There was planning among the Prefects of the Victoria
Boy Scouts, monitors, P.T. leaders, they rode in confusion…
Those radio appearances were not the last brushes of fame that
the V.I. Scouts had with the national broadcaster. In 1953, another opportunity
came. That year, the Malayan Film Unit (now Filem Negara Malaysia) produced a
twelve-minute documentary to illuminate the nation about the ideals and activities
of the scout movement. (MFU documentaries were normally screened with the trailers
before the main feature in cinemas around the country.) Entitled
Chik’s Great Adventure, its main stars were the Second KL
Scouts. The role of Chik was filled by Raja Iskandar Shah. Other
Scouts in the show were S. Arunasalam (playing a boy inspired by Chik
to join the Scouts), M. Shanmughalingam (see A
Gallery of Scouting Greats), SM Mr Chin Peng Lam and many others.
Together with Castle Camp, the V.I. was one of the film locations,
with many Victorians as extras. This Second KL feat was noted in an
article in the Malay Mail that year.
In 1953, too, there was a variety show called Fiesta,
the purpose of which was to raise funds for the Malayan Scouts Headquarters
building. First, Second and Fourth KL Scout Groups collaborated in the
project, which was put up on 18 September. Charging a meagre 50 cents,
$1 or $2 for entry fees, the Fiesta had performances as well
as singing sessions (with songs like Sons Of The Sea and
From Cotton Fields To New Orleans). With the assistance of
other groups like the Malayan Arts and Theatre Group which lent them
spotlights and screens, the scouts raised $1,319.30, a king’s ransom
in those days.
STRONG SCOUTING FIBRE
Scouting fibre involves making friends with everyone
around. Thus, the V.I. Scouts attended activities which involved other
Troops. In 1946, they attended the Selangor Scout Troop rally on
November 9 at the Coronation Park (now the area occupied by Stadium
Merdeka and Stadium Negara). Then there were the international
jamborees, including the Pan-Pacific Jamboree held in Australia (see
The Pan-Pacific Jamboree (1948-1949))
and the World Jamboree held in Austria in 1951 (see My Trip to Austria (1951) ). In 1952,
there was a South-East Asia Patrol Camp, after which the Second KL
Boy Scouts entertained the Cambodian and French Scouts for a week. Even
the Cubs were not left behind. The First All-Malayan Cub Corroborree
was held in 1952, and the Second KL Pack was represented at the event

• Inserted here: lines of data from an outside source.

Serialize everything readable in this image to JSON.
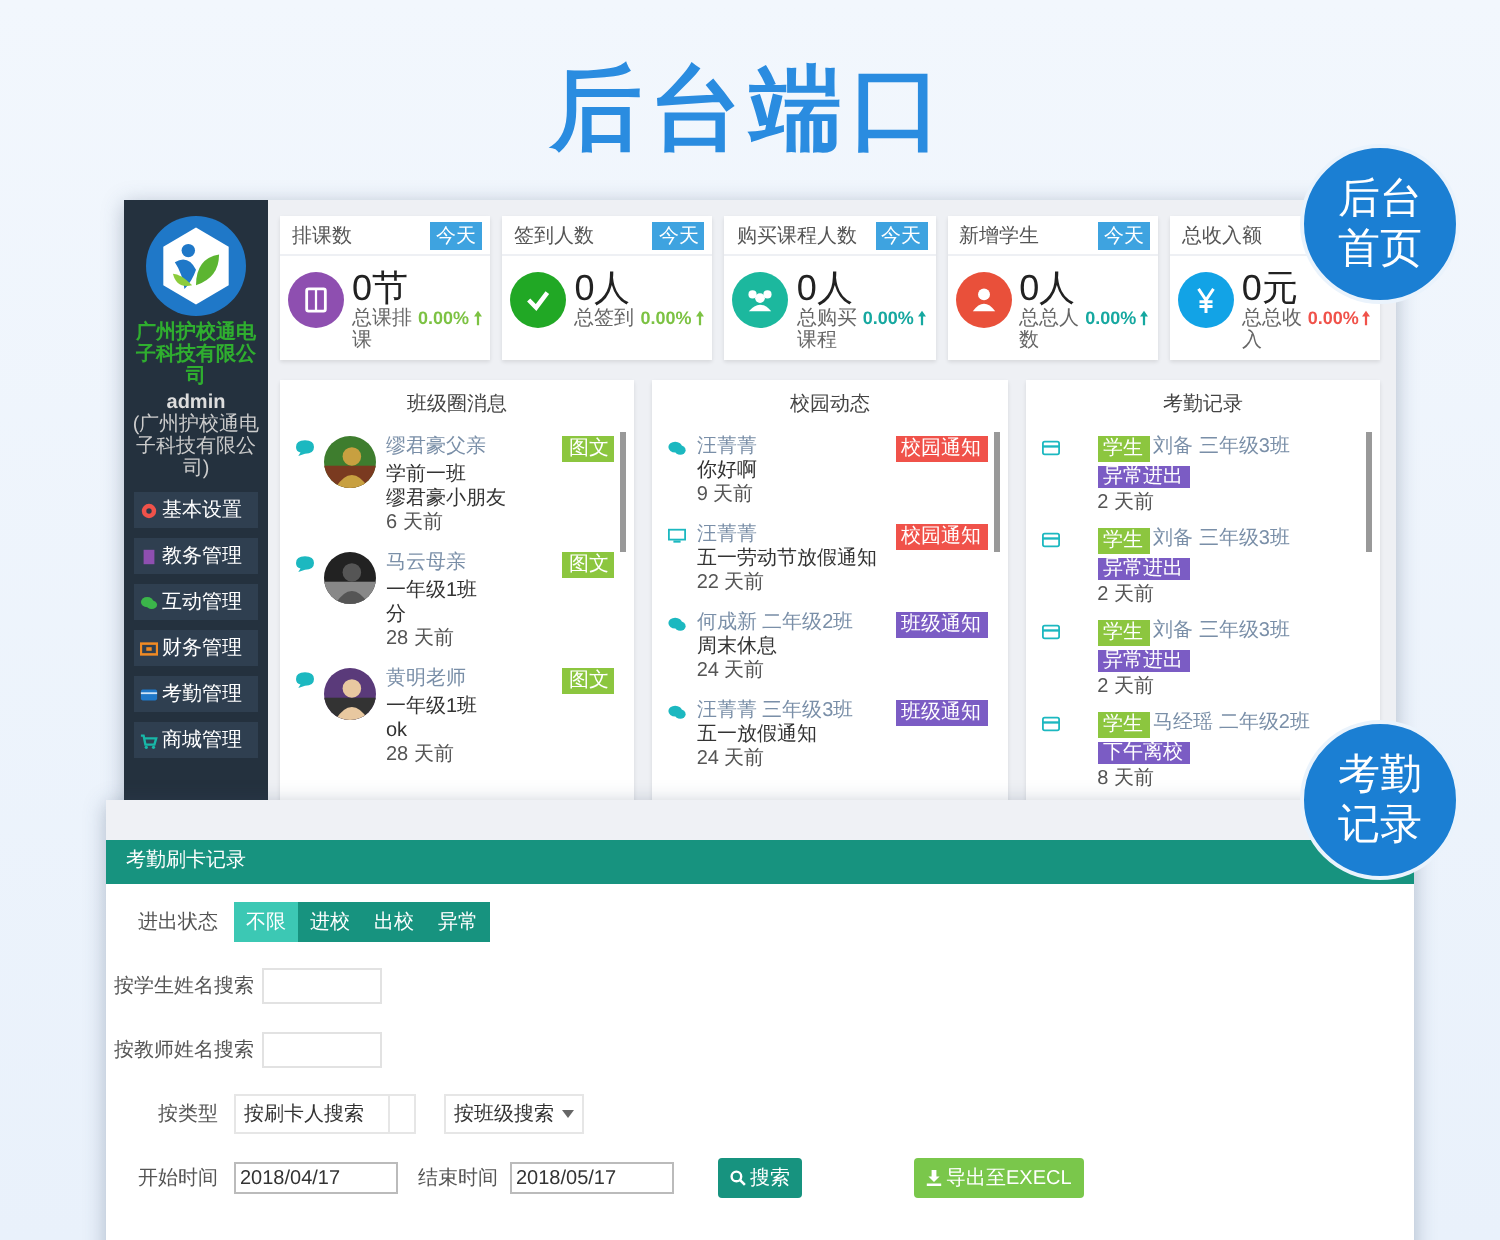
{
  "header": {
    "title": "后台端口"
  },
  "badges": [
    {
      "lines": [
        "后台",
        "首页"
      ]
    },
    {
      "lines": [
        "考勤",
        "记录"
      ]
    }
  ],
  "dashboard": {
    "sidebar": {
      "company": "广州护校通电子科技有限公司",
      "user": "admin",
      "org": "(广州护校通电子科技有限公司)",
      "menu": [
        {
          "label": "基本设置",
          "kind": "settings"
        },
        {
          "label": "教务管理",
          "kind": "academic"
        },
        {
          "label": "互动管理",
          "kind": "chat"
        },
        {
          "label": "财务管理",
          "kind": "finance"
        },
        {
          "label": "考勤管理",
          "kind": "attendance"
        },
        {
          "label": "商城管理",
          "kind": "shop"
        }
      ]
    },
    "stats": [
      {
        "label": "排课数",
        "badge": "今天",
        "kind": "lessons",
        "color": "#8e4fb0",
        "value": "0节",
        "caption": "总课排课",
        "change": "0.00%"
      },
      {
        "label": "签到人数",
        "badge": "今天",
        "kind": "checkin",
        "color": "#21a825",
        "value": "0人",
        "caption": "总签到",
        "change": "0.00%"
      },
      {
        "label": "购买课程人数",
        "badge": "今天",
        "kind": "buyers",
        "color": "#1cb89e",
        "value": "0人",
        "caption": "总购买课程",
        "change": "0.00%"
      },
      {
        "label": "新增学生",
        "badge": "今天",
        "kind": "students",
        "color": "#e9503a",
        "value": "0人",
        "caption": "总总人数",
        "change": "0.00%"
      },
      {
        "label": "总收入额",
        "kind": "income",
        "color": "#12a3e6",
        "value": "0元",
        "caption": "总总收入",
        "change": "0.00%"
      }
    ],
    "class_feed": {
      "title": "班级圈消息",
      "items": [
        {
          "author": "缪君豪父亲",
          "group": "学前一班",
          "text": "缪君豪小朋友",
          "time": "6 天前",
          "tag": "图文"
        },
        {
          "author": "马云母亲",
          "group": "一年级1班",
          "text": "分",
          "time": "28 天前",
          "tag": "图文"
        },
        {
          "author": "黄明老师",
          "group": "一年级1班",
          "text": "ok",
          "time": "28 天前",
          "tag": "图文"
        }
      ]
    },
    "campus_news": {
      "title": "校园动态",
      "items": [
        {
          "kind": "chat",
          "author": "汪菁菁",
          "text": "你好啊",
          "time": "9 天前",
          "tag": "校园通知",
          "color": "#f0524a"
        },
        {
          "kind": "screen",
          "author": "汪菁菁",
          "text": "五一劳动节放假通知",
          "time": "22 天前",
          "tag": "校园通知",
          "color": "#f0524a"
        },
        {
          "kind": "chat",
          "author": "何成新 二年级2班",
          "text": "周末休息",
          "time": "24 天前",
          "tag": "班级通知",
          "color": "#7b5cc4"
        },
        {
          "kind": "chat",
          "author": "汪菁菁 三年级3班",
          "text": "五一放假通知",
          "time": "24 天前",
          "tag": "班级通知",
          "color": "#7b5cc4"
        }
      ]
    },
    "attendance": {
      "title": "考勤记录",
      "items": [
        {
          "role": "学生",
          "name": "刘备 三年级3班",
          "status": "异常进出",
          "time": "2 天前"
        },
        {
          "role": "学生",
          "name": "刘备 三年级3班",
          "status": "异常进出",
          "time": "2 天前"
        },
        {
          "role": "学生",
          "name": "刘备 三年级3班",
          "status": "异常进出",
          "time": "2 天前"
        },
        {
          "role": "学生",
          "name": "马经瑶 二年级2班",
          "status": "下午离校",
          "time": "8 天前"
        }
      ]
    }
  },
  "form": {
    "title": "考勤刷卡记录",
    "status_filter": {
      "label": "进出状态",
      "options": [
        {
          "label": "不限",
          "selected": true
        },
        {
          "label": "进校",
          "selected": false
        },
        {
          "label": "出校",
          "selected": false
        },
        {
          "label": "异常",
          "selected": false
        }
      ]
    },
    "student_search": {
      "label": "按学生姓名搜索"
    },
    "teacher_search": {
      "label": "按教师姓名搜索"
    },
    "type": {
      "label": "按类型",
      "options": [
        "按刷卡人搜索",
        "按班级搜索"
      ]
    },
    "start": {
      "label": "开始时间",
      "value": "2018/04/17"
    },
    "end": {
      "label": "结束时间",
      "value": "2018/05/17"
    },
    "search_button": "搜索",
    "export_button": "导出至EXECL"
  }
}
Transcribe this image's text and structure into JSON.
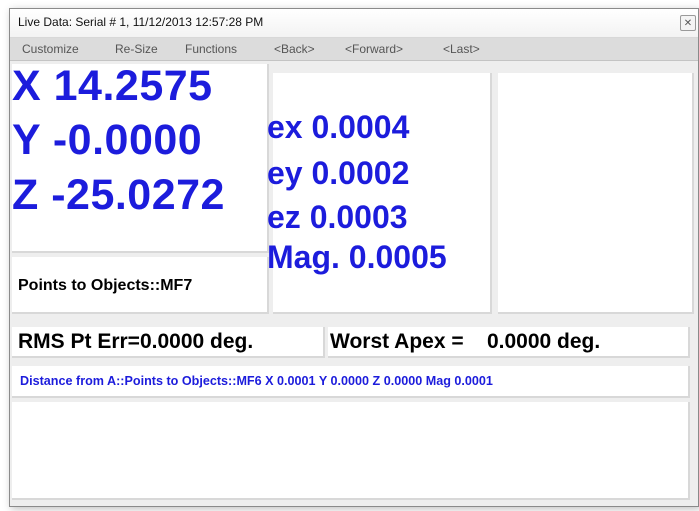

by its ACM Che Bakri Budin and three Cubs. That year too saw the Cub
Master Player, at which the Second KL Cubs were also represented. In
the 1953 Champoree Inter-contingent Shield at the Kijang Camp in
Kelantan, SM Chin Peng Lam led the Selangor contingent (which included
the V.I. Scouts).
As good turns are a crucial part of the Scouting
character, community service was never neglected. The following is a
sample of good turns served by the V.I. Troops during this epoch. There
were many other community services, but not all have been recorded with
sufficient detail, so this table only lists a selection of them: